The Interview

1.  In ECO Canada’s latest research on the impact of the green economy, we found that environmental employment is undergoing a remarkable   phase of expansion, in which environmental workers need to apply their expertise in new contexts. 
Would you say that your industry has undergone major changes that impact the types of work that environmental professionals do? 
In the last five years or so the forest products industry has undergone a huge transformation, most of which has been economic, but also from a regulatory and public perception perspective.  To deal with these changes, environmental professionals have had to increase their knowledge and skill levels and become more adaptable. Many in my type of position have to do more with less, become more conversant with a wider variety of issues and be more technology savvy. It is no longer enough to control what’s coming out of the end of the pipe, but one needs to be able to look farther downstream at impacts and on a regional, national and global scale. 
2.  In your opinion, what does the future hold for your industry? What are the things that you expect to see in your field 5 to 10 years from now?
I think the forest products industry has a good future especially in the area of engineered lumber. I expect that over the next five to ten years more emphasis will be placed on sustainability in not only forest management practices, but in the manufacturing field as well.  I think that we will see more regulatory pressure for ecosystem type management, such as watershed and airshed control. We will also see more emphasis on reducing energy consumption and on reducing waste. I think we will see more pressure from government and NGOs to reduce overall environmental footprints. 
3.  Why did you choose to get your EP designation? 
I believe that individuals in any field should have some way of proving that they are competent to deliver a service or skill to an employer, client or customer. I have been a CET for over 30 years and when the opportunity to become an EP became a possibility I decided to go for it. I have been an EP since 2001 with five areas of certification and know that this designation is respected by my peers and by those for whom I work. 
4.  What value does the designation offer professionals in your field? 
The EP designation is respected by peers, other professionals and other professional organizations. This respect and recognition provides an EP with level of confidence that others will know that your work is competent. It can also be a stepping stone for other certifications and designations. Being an EP in good standing recently made it easier for me to become a Certified Measurement and Verification Professional and a Licenced Toxic Substance Reduction Planner. 
5.  What would be your best advice for someone considering a career in your industry? What training/education should such a candidate pursue and how should he/she connect with employers?
My advice to someone wanting to get into this industry is to find a community college that offers a co-op environmental technology program that has an option to go on and obtain a degree following graduation from the Technology program.
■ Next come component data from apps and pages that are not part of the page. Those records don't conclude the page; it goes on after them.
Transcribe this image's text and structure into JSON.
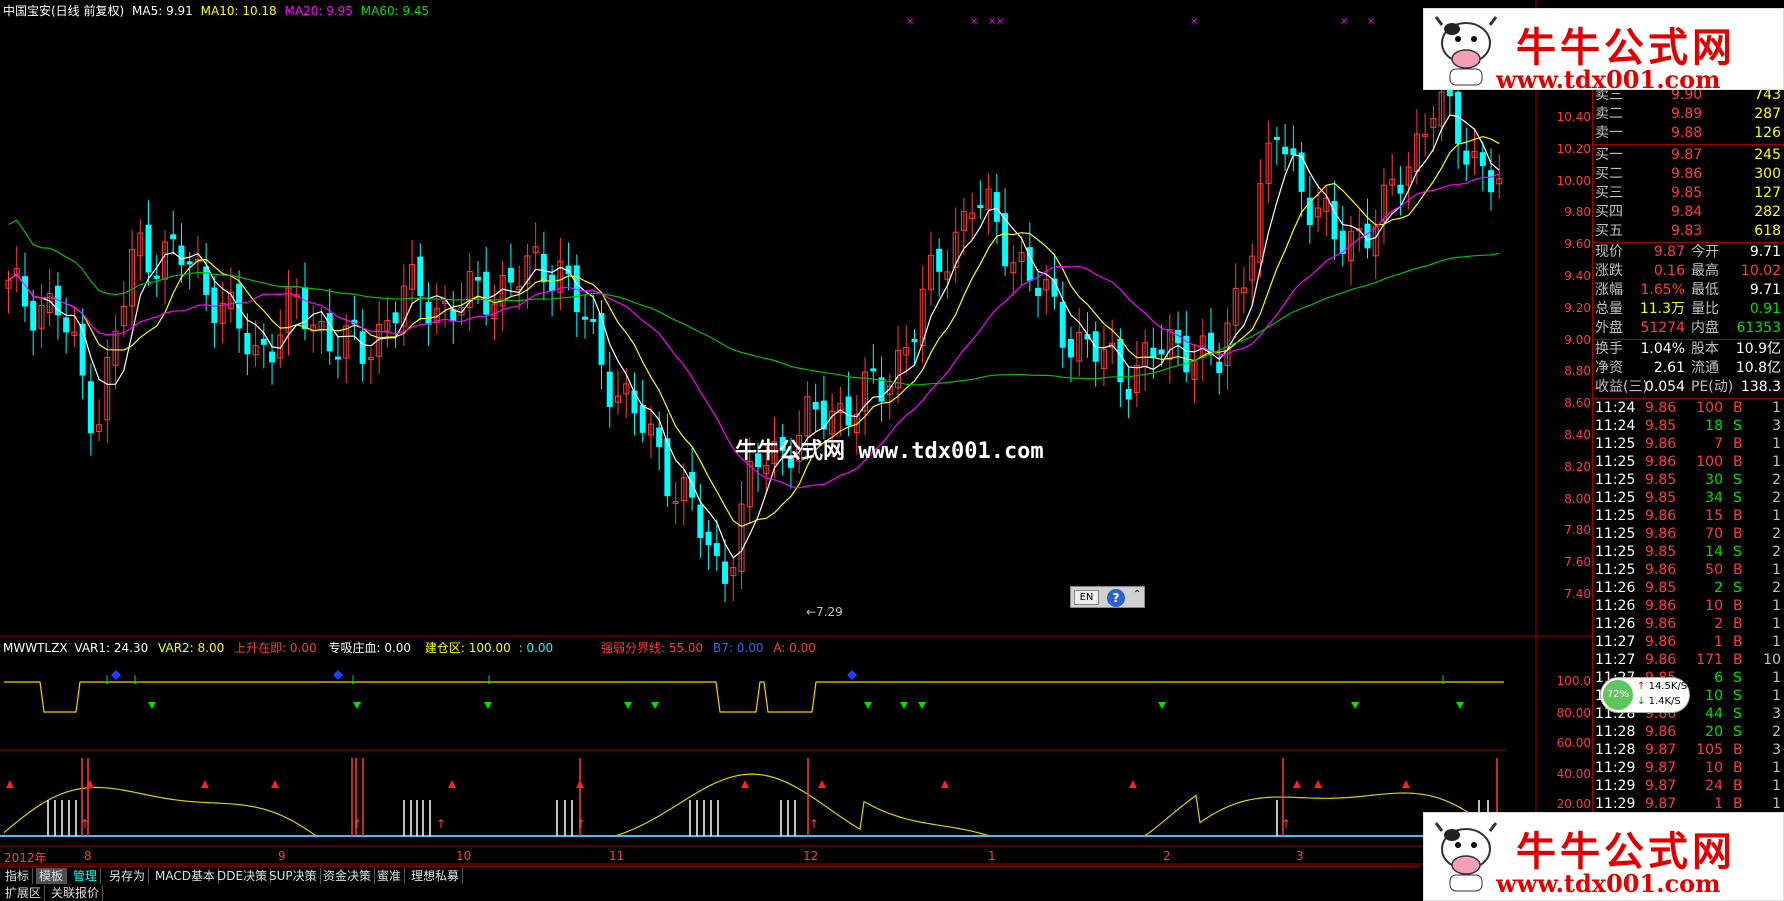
{
  "title_bar": {
    "stock": "中国宝安(日线 前复权)",
    "ma5": "MA5: 9.91",
    "ma10": "MA10: 10.18",
    "ma20": "MA20: 9.95",
    "ma60": "MA60: 9.45"
  },
  "price_axis": [
    "10.40",
    "10.20",
    "10.00",
    "9.80",
    "9.60",
    "9.40",
    "9.20",
    "9.00",
    "8.80",
    "8.60",
    "8.40",
    "8.20",
    "8.00",
    "7.80",
    "7.60",
    "7.40"
  ],
  "low_marker": "←7.29",
  "watermark_center": "牛牛公式网 www.tdx001.com",
  "ime_widget": {
    "lang": "EN",
    "help": "?"
  },
  "indicator_header": {
    "name": "MWWTLZX",
    "var1": "VAR1: 24.30",
    "var2": "VAR2: 8.00",
    "shangsheng": "上升在即: 0.00",
    "zhuangxue": "专吸庄血: 0.00",
    "jiancang": "建仓区: 100.00",
    "jiancang2": ": 0.00",
    "qiangruo": "强弱分界线: 55.00",
    "b7": "B7: 0.00",
    "a": "A: 0.00"
  },
  "indicator_axis_1": [
    "100.0",
    "80.00"
  ],
  "indicator_axis_2": [
    "60.00",
    "40.00",
    "20.00"
  ],
  "date_axis": [
    "2012年",
    "8",
    "9",
    "10",
    "11",
    "12",
    "1",
    "2",
    "3"
  ],
  "quote": {
    "asks": [
      {
        "label": "卖三",
        "price": "9.90",
        "vol": "743"
      },
      {
        "label": "卖二",
        "price": "9.89",
        "vol": "287"
      },
      {
        "label": "卖一",
        "price": "9.88",
        "vol": "126"
      }
    ],
    "bids": [
      {
        "label": "买一",
        "price": "9.87",
        "vol": "245"
      },
      {
        "label": "买二",
        "price": "9.86",
        "vol": "300"
      },
      {
        "label": "买三",
        "price": "9.85",
        "vol": "127"
      },
      {
        "label": "买四",
        "price": "9.84",
        "vol": "282"
      },
      {
        "label": "买五",
        "price": "9.83",
        "vol": "618"
      }
    ],
    "stats": [
      {
        "l1": "现价",
        "v1": "9.87",
        "l2": "今开",
        "v2": "9.71"
      },
      {
        "l1": "涨跌",
        "v1": "0.16",
        "l2": "最高",
        "v2": "10.02"
      },
      {
        "l1": "涨幅",
        "v1": "1.65%",
        "l2": "最低",
        "v2": "9.71"
      },
      {
        "l1": "总量",
        "v1": "11.3万",
        "l2": "量比",
        "v2": "0.91"
      },
      {
        "l1": "外盘",
        "v1": "51274",
        "l2": "内盘",
        "v2": "61353"
      }
    ],
    "stats2": [
      {
        "l1": "换手",
        "v1": "1.04%",
        "l2": "股本",
        "v2": "10.9亿"
      },
      {
        "l1": "净资",
        "v1": "2.61",
        "l2": "流通",
        "v2": "10.8亿"
      },
      {
        "l1": "收益(三)",
        "v1": "0.054",
        "l2": "PE(动)",
        "v2": "138.3"
      }
    ],
    "ticks": [
      {
        "t": "11:24",
        "p": "9.86",
        "v": "100",
        "d": "B",
        "n": "1"
      },
      {
        "t": "11:24",
        "p": "9.85",
        "v": "18",
        "d": "S",
        "n": "3"
      },
      {
        "t": "11:25",
        "p": "9.86",
        "v": "7",
        "d": "B",
        "n": "1"
      },
      {
        "t": "11:25",
        "p": "9.86",
        "v": "100",
        "d": "B",
        "n": "1"
      },
      {
        "t": "11:25",
        "p": "9.85",
        "v": "30",
        "d": "S",
        "n": "2"
      },
      {
        "t": "11:25",
        "p": "9.85",
        "v": "34",
        "d": "S",
        "n": "2"
      },
      {
        "t": "11:25",
        "p": "9.86",
        "v": "15",
        "d": "B",
        "n": "1"
      },
      {
        "t": "11:25",
        "p": "9.86",
        "v": "70",
        "d": "B",
        "n": "2"
      },
      {
        "t": "11:25",
        "p": "9.85",
        "v": "14",
        "d": "S",
        "n": "2"
      },
      {
        "t": "11:25",
        "p": "9.86",
        "v": "50",
        "d": "B",
        "n": "1"
      },
      {
        "t": "11:26",
        "p": "9.85",
        "v": "2",
        "d": "S",
        "n": "2"
      },
      {
        "t": "11:26",
        "p": "9.86",
        "v": "10",
        "d": "B",
        "n": "1"
      },
      {
        "t": "11:26",
        "p": "9.86",
        "v": "2",
        "d": "B",
        "n": "1"
      },
      {
        "t": "11:27",
        "p": "9.86",
        "v": "1",
        "d": "B",
        "n": "1"
      },
      {
        "t": "11:27",
        "p": "9.86",
        "v": "171",
        "d": "B",
        "n": "10"
      },
      {
        "t": "11:27",
        "p": "9.85",
        "v": "6",
        "d": "S",
        "n": "1"
      },
      {
        "t": "11:27",
        "p": "9.85",
        "v": "10",
        "d": "S",
        "n": "1"
      },
      {
        "t": "11:28",
        "p": "9.86",
        "v": "44",
        "d": "S",
        "n": "3"
      },
      {
        "t": "11:28",
        "p": "9.86",
        "v": "20",
        "d": "S",
        "n": "2"
      },
      {
        "t": "11:28",
        "p": "9.87",
        "v": "105",
        "d": "B",
        "n": "3"
      },
      {
        "t": "11:29",
        "p": "9.87",
        "v": "10",
        "d": "B",
        "n": "1"
      },
      {
        "t": "11:29",
        "p": "9.87",
        "v": "24",
        "d": "B",
        "n": "1"
      },
      {
        "t": "11:29",
        "p": "9.87",
        "v": "1",
        "d": "B",
        "n": "1"
      }
    ]
  },
  "net_widget": {
    "percent": "72%",
    "up": "14.5K/S",
    "down": "1.4K/S"
  },
  "toolbar": [
    "指标",
    "模板",
    "管理",
    "另存为",
    "MACD基本",
    "DDE决策",
    "SUP决策",
    "资金决策",
    "蜜准",
    "理想私募"
  ],
  "bottom_bar": [
    "扩展区",
    "关联报价"
  ],
  "logo": {
    "cn": "牛牛公式网",
    "url": "www.tdx001.com"
  },
  "colors": {
    "up": "#ff3b3b",
    "down": "#00ffff",
    "ma5": "#ffffff",
    "ma10": "#ffff00",
    "ma20": "#ff00ff",
    "ma60": "#00c000"
  }
}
This route not only provides a student with some practical work experience, but it also provides them with the skills that an employer wants. 
College trained individuals nearly always have practical training and have been in the field doing real environmental work. After graduating from the technology program, the student can then decide whether to continue on to obtain a degree or start their career as a technician/technologist. Either way the student has engineering skills that can be used immediately without requiring a lot of on the job training. 
Many employers look for these types of skills and experience. Connecting with an employer can be easier if the student has completed co-op terms with them. Graduates should make use of networks developed during work terms or through industry connections or associations such as ECO Canada.  

Find out more about Canada’s green economy with the latest research study, The Green Jobs Map.